Most validating career moment: The New York Times article & the inclusion of the Kirpan Necklace in the book Showcase 500 Art Necklaces
Currently reading: Silence by Thich Nhat Hanh
 

Via Eina’s Instagram

What is the soul of an Eina Ahluwalia piece?
The core of an EA piece is strong, spiritual and feminist. Each piece is opinionated and unapologetic. It speaks its mind, gently but firmly.

How has the market evolved since you started out?
A lot has changed since 2003. The customer has become more discerning and is now willing to pay a much higher price per piece for design and quality, irrespective of the material. The primary jewellery buyer used to be the man (father or husband) but now it’s mostly women buying jewellery for themselves, without waiting for an occasion, purely for their own joy and satisfaction. The biggest factor is that more and more women are earning their own money and spending it on themselves instead of just saving it or contributing towards the family, and that self-gratification no longer carries the guilt it did even just a generation ago.

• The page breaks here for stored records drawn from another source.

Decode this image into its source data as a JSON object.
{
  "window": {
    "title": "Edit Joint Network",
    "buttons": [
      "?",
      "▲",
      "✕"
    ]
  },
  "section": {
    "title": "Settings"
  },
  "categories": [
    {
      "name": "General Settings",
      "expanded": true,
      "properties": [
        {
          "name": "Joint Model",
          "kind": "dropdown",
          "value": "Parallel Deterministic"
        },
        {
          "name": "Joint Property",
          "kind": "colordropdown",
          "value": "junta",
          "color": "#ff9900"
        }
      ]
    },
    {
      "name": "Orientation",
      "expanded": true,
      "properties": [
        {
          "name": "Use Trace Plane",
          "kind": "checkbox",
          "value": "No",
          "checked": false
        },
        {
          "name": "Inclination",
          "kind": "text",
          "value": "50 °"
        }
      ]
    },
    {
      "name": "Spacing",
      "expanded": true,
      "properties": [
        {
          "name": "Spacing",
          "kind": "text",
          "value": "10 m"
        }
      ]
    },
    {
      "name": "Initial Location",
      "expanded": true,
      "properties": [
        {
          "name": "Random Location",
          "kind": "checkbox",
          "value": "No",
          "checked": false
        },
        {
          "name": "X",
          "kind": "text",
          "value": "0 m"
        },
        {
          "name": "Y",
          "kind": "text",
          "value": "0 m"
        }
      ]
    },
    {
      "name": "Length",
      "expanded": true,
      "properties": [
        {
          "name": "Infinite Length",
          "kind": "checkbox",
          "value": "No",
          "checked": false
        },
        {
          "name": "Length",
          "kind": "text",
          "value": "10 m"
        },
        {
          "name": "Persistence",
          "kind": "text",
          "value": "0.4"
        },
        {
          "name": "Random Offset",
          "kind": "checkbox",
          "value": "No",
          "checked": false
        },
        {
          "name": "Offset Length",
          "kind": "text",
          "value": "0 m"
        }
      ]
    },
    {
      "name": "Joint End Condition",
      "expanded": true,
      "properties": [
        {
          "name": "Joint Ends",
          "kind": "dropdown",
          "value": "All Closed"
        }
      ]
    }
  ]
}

And what is your favorite part of the process?
The moment when the first sample is finally ready after all the edits, and it’s perfect! That’s the moment of birth, and sometimes the piece actually turns out more beautiful than you imagined it and that is quite magical!

Does Bollywood matter?
Yes, of course. It is the patronage of actors that helps brands like us to get a wider visibility and audience.

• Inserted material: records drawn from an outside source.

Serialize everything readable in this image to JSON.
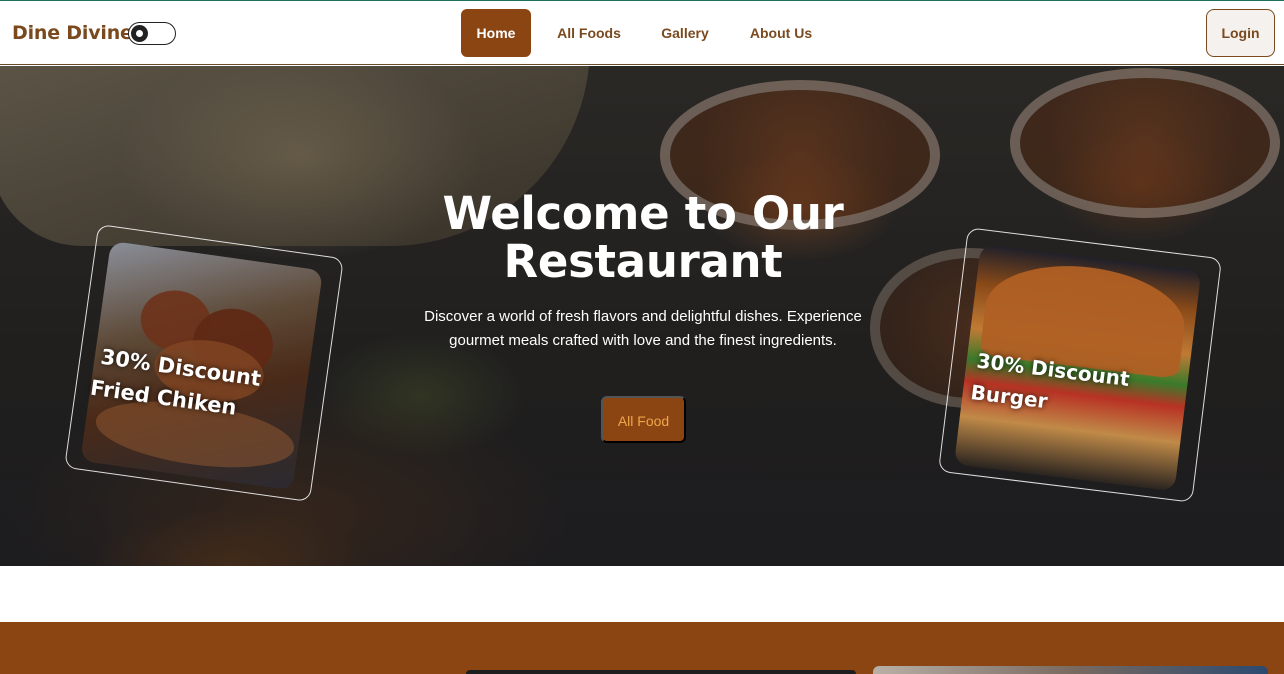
{
  "navbar": {
    "brand": "Dine Divine",
    "links": [
      "Home",
      "All Foods",
      "Gallery",
      "About Us"
    ],
    "active": "Home",
    "login_label": "Login"
  },
  "hero": {
    "title_line1": "Welcome to Our",
    "title_line2": "Restaurant",
    "description": "Discover a world of fresh flavors and delightful dishes. Experience gourmet meals crafted with love and the finest ingredients.",
    "cta_label": "All Food"
  },
  "promos": [
    {
      "line1": "30% Discount",
      "line2": "Fried Chiken"
    },
    {
      "line1": "30% Discount",
      "line2": "Burger"
    }
  ],
  "colors": {
    "brand_brown": "#8b4513",
    "text_brown": "#7a4a1e",
    "cta_text": "#f0a54a"
  }
}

What’s your advice for a young brand to stand out in the social media noise?
Be authentic, speak your truth. In the clutter of messages, the only thing that stands out and sticks in the minds of people is something that touched them emotionally.

What are five of your fave pieces of jewelry that are not designed by you?
Article 22 bangle from the Peacebomb collection that says “I ‘heart’ peace” and “dropped + made in Laos”. These are made using materials from unexploded bombs that were dropped in Laos to support traditional Laotian artisan livelihoods, village development, community endeavors and further de-mining efforts.
A necklace with a silver boxing glove titled “The Greatest” inspired by Mohammad Ali by Austrian jewellery artist Katharina Schmid.
A beautiful scarab pendant by Portugese jewellery artist Andreia Quelhas Lima.
A pearl and silver necklace by Greek jewellery artist Ariadni Kypri.
Be Bangle that says F*cking Fierce which I wear every single day.

What else do you wear every day?
My Waheguru necklace or my Labradorite Synchronicity necklace, sometimes both, layered. My monogram earrings, the Unconditional Love ring band in 18k rose gold, Labradorite Synchronicity ring and a ruby ring I’ve been wearing for 10 years now. A kada and a thin gold bangle with a tiny Khanda hanging off it.  

Finally, what’s a good starting point for a woman who wants to explore pieces purely for her own enjoyment, to celebrate herself?
First, there are no rules. Pieces that mean something to her, remind her of someone or something, a perfect holiday maybe. Symbols of protection, gifts of love. Reminders of strength, totems of hope. Pieces she wears everyday and that become a part of her, or special occasion pieces for when she wants to pull out all the stops. 

Check out Eina’s pieces here.